    • Higher milk consumption may be associated with higher rate of death
    • Causality remains to be tested
    • Authors advise caution given weakness of their study design
    • Their findings require independent replication to increase certainty




    You didn't get my point. It's 25% (lactose tolerant) vs. 8% (blue eyes), making blue eyes much more of an "unnatural mutation" (ref. your click bait article) than lactose tolerance because 92% do not share the mutation. Your argument is not sensible.

    Instead of listening to men in the middle who distil the scientific results and add their own special ingredients to the mix, why don't you seek out the knowledge at its source by reading the actual papers? You will realize that these matters are rarely as conclusive as you seem to think. From the Swedish paper:
    You are really hanging on to that dairy is not natural inference. ..but it's true for most "non whites" which make up a sizable percent of the world's population. Therefore dairy consumption, in fact, is not natural for nearly 3/4 of the world's population. That is actually good advice for people who don't happen to have the digestive adaptation, who are A MINORITY when blanket statements about milk being good for everyone were pushed for twenty years by the dairy board (hilarious to me that kyuuei had no problems with celebrity endorsement when it happens to be something she likes). Read the second link that I posted, the site is entirely run by physicians (over 12,000).

    Evolution can't be proven either, but I bet you argue reasonable cause for that. Hey if you want to key drinking milk, that's your business, I am not trying to convert anyone, but the fact remains that you guys are ignoring mounting scientific evidence.

Quick Reply Quick Reply

  • :hi:
  • :bye:
  • :)
  • :hug:
  • :happy2:
  • :smile:
  • :wubbie:
  • :D
  • :wink:
  • ;)
  • :newwink:
  • :(
  • :cry:
  • :mad:
  • :dry:
  • :doh:
  • :shock:
  • :huh:
  • :shrug:
  • :blush:

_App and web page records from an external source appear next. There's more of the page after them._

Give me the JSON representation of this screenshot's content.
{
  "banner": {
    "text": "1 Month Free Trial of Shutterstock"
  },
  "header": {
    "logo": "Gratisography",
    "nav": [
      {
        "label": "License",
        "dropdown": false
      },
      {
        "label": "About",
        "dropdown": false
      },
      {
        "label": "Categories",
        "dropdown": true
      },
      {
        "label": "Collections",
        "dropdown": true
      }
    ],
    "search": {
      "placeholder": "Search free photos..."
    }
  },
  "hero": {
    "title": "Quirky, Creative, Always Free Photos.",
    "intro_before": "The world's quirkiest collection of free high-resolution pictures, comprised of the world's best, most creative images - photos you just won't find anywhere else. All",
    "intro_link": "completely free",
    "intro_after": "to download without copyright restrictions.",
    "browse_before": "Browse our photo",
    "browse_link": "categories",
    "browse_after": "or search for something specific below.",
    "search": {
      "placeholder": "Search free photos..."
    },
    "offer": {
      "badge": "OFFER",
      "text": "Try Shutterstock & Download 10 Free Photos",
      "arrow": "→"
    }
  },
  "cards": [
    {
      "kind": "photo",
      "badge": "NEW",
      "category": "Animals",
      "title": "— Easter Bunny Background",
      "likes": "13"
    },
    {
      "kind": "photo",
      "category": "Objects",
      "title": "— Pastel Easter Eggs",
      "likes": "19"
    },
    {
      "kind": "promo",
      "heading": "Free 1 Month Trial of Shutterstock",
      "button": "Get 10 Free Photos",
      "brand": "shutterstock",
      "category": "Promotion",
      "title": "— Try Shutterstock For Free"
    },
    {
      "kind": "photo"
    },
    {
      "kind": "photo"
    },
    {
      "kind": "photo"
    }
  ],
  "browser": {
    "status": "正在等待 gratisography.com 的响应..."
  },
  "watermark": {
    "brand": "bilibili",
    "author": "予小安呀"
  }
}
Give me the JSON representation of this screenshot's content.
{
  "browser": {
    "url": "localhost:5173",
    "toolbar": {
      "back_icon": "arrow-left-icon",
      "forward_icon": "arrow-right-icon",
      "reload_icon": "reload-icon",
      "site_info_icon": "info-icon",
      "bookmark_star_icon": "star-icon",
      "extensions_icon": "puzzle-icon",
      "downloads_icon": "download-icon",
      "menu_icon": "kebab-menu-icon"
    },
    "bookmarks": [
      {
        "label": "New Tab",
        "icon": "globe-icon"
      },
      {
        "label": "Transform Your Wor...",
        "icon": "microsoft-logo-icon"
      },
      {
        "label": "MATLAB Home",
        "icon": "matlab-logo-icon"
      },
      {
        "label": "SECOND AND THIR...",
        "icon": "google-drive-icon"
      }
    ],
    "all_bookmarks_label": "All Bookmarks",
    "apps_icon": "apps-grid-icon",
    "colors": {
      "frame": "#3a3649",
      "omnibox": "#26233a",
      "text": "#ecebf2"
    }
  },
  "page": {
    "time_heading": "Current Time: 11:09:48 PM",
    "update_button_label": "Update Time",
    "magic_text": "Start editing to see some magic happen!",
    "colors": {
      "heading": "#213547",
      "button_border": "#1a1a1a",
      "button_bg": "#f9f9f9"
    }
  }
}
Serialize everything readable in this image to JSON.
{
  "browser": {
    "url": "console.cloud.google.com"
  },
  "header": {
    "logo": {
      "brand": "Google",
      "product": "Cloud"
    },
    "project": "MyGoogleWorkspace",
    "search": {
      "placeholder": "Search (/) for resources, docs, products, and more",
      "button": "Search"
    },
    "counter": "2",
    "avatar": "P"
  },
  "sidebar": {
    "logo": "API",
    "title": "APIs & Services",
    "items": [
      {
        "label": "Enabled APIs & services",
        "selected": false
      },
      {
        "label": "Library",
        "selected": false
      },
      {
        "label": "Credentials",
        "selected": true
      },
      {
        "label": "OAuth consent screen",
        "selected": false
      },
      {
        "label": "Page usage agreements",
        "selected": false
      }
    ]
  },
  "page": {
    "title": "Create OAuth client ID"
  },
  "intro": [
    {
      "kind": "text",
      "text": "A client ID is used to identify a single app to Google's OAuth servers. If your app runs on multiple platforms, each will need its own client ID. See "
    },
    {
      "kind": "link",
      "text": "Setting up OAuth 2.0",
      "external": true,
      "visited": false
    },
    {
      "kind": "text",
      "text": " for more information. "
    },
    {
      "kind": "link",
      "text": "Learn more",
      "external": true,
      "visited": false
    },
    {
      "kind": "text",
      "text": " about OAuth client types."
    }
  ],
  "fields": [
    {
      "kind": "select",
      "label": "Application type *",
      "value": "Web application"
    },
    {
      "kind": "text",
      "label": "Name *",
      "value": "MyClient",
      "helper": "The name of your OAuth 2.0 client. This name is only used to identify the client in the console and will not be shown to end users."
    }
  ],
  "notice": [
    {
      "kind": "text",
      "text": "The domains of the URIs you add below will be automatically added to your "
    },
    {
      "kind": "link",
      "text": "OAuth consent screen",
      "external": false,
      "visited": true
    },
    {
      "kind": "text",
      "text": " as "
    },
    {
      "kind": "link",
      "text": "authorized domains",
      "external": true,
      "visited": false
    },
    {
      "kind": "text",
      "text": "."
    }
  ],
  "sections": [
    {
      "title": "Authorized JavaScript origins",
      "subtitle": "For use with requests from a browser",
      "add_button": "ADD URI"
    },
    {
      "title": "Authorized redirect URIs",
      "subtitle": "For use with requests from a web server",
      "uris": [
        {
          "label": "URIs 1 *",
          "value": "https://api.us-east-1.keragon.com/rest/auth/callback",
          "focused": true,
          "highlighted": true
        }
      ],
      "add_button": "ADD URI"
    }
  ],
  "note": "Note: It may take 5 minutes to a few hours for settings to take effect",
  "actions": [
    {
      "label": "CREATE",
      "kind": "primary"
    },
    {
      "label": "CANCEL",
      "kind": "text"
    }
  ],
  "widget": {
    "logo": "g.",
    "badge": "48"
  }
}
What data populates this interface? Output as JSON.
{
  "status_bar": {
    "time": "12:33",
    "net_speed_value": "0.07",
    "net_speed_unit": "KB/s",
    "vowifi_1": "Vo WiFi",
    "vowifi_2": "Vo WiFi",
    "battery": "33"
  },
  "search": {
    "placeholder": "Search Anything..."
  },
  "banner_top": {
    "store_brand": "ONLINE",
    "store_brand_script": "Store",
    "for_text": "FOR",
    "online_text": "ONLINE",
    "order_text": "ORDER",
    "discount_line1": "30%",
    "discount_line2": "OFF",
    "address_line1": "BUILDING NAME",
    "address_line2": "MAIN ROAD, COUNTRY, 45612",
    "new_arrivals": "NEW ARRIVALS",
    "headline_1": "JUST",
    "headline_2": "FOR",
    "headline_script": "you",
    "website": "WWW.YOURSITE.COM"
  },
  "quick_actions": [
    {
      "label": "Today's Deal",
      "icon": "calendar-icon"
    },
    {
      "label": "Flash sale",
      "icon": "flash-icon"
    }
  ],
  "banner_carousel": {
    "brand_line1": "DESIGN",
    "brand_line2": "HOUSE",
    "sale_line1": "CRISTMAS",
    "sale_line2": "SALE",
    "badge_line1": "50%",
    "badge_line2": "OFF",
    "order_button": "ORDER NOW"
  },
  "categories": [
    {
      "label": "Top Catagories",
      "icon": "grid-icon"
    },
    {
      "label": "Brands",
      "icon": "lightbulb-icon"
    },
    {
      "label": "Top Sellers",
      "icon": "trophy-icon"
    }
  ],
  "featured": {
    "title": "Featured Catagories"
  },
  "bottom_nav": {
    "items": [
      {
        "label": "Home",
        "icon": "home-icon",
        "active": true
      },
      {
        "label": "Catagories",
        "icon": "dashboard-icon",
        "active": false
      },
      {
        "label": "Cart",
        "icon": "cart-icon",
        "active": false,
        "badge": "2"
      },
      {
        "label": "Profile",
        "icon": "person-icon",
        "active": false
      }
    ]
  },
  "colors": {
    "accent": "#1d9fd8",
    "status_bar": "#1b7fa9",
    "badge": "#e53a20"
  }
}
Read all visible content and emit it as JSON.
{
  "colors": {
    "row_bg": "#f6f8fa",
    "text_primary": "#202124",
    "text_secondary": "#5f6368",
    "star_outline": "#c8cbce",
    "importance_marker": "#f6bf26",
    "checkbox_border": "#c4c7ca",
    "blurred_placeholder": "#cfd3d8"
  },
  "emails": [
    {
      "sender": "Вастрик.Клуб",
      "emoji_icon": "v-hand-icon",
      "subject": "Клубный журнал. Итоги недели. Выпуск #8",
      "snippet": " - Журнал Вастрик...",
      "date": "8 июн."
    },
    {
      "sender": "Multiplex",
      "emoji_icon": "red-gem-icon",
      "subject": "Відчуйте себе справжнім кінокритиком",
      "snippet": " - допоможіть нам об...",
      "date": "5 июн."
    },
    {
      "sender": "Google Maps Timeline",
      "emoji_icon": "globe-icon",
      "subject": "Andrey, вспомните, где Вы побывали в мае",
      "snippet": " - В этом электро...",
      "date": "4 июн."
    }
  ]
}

Similar Threads

  1. 8 Cognitive Processes Dominant and 2ndary Interactions: What They Look Like
    By Usehername in forum Myers-Briggs and Jungian Cognitive Functions
    Replies: 2
    Last Post: 06-26-2012, 12:23 PM
  2. Mood altering medicine and MBTI
    By Poser in forum General Psychology
    Replies: 4
    Last Post: 05-06-2008, 04:30 AM
  3. Greetings of an INxx (trying to figure out what I am)
    By TenebrousReflection in forum Welcomes and Introductions
    Replies: 33
    Last Post: 10-05-2007, 01:56 AM
  4. Replies: 24
    Last Post: 09-25-2007, 09:34 PM
  5. Has anyone heard of Global Dimming and if so what are your thoughts on it??
    By ladypinkington in forum Science, Technology, and Future Tech
    Replies: 42
    Last Post: 09-16-2007, 06:13 AM

Posting Permissions

  • You may not post new threads
  • You may not post replies
  • You may not post attachments
  • You may not edit your posts
Single Sign On provided by vBSSO